All lines with the word "label" must be pulled from the entries below.

*EXERCISE DATA*
________________

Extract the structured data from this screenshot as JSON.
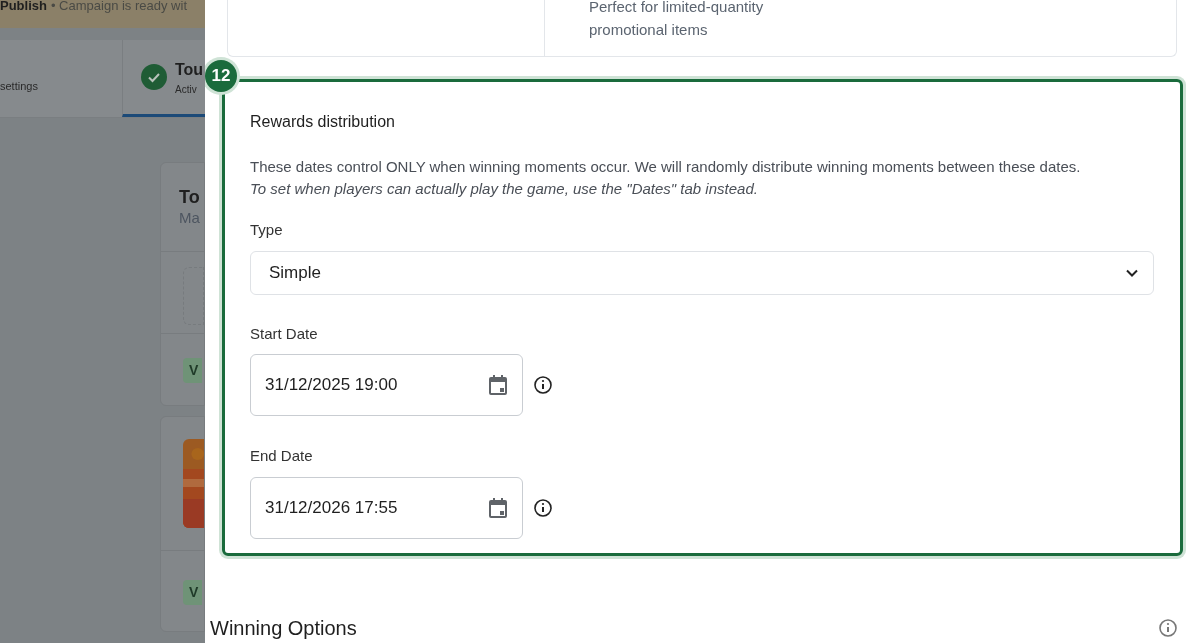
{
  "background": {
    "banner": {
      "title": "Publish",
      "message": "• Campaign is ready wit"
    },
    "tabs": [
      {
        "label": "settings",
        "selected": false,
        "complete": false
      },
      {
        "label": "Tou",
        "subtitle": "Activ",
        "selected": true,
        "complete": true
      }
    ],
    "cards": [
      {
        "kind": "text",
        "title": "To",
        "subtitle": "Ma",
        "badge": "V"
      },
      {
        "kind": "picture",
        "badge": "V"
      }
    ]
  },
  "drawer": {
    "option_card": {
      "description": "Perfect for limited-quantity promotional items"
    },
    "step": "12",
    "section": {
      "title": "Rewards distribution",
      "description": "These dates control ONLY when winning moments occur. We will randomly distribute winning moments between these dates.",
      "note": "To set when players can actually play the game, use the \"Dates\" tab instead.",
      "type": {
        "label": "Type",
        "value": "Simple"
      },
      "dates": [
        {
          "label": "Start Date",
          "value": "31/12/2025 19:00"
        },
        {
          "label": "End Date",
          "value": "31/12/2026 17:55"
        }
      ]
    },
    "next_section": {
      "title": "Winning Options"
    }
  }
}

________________

*ANSWER BOX*
        "label": "settings",
        "label": "Tou",
        "label": "Type",
          "label": "Start Date",
          "label": "End Date",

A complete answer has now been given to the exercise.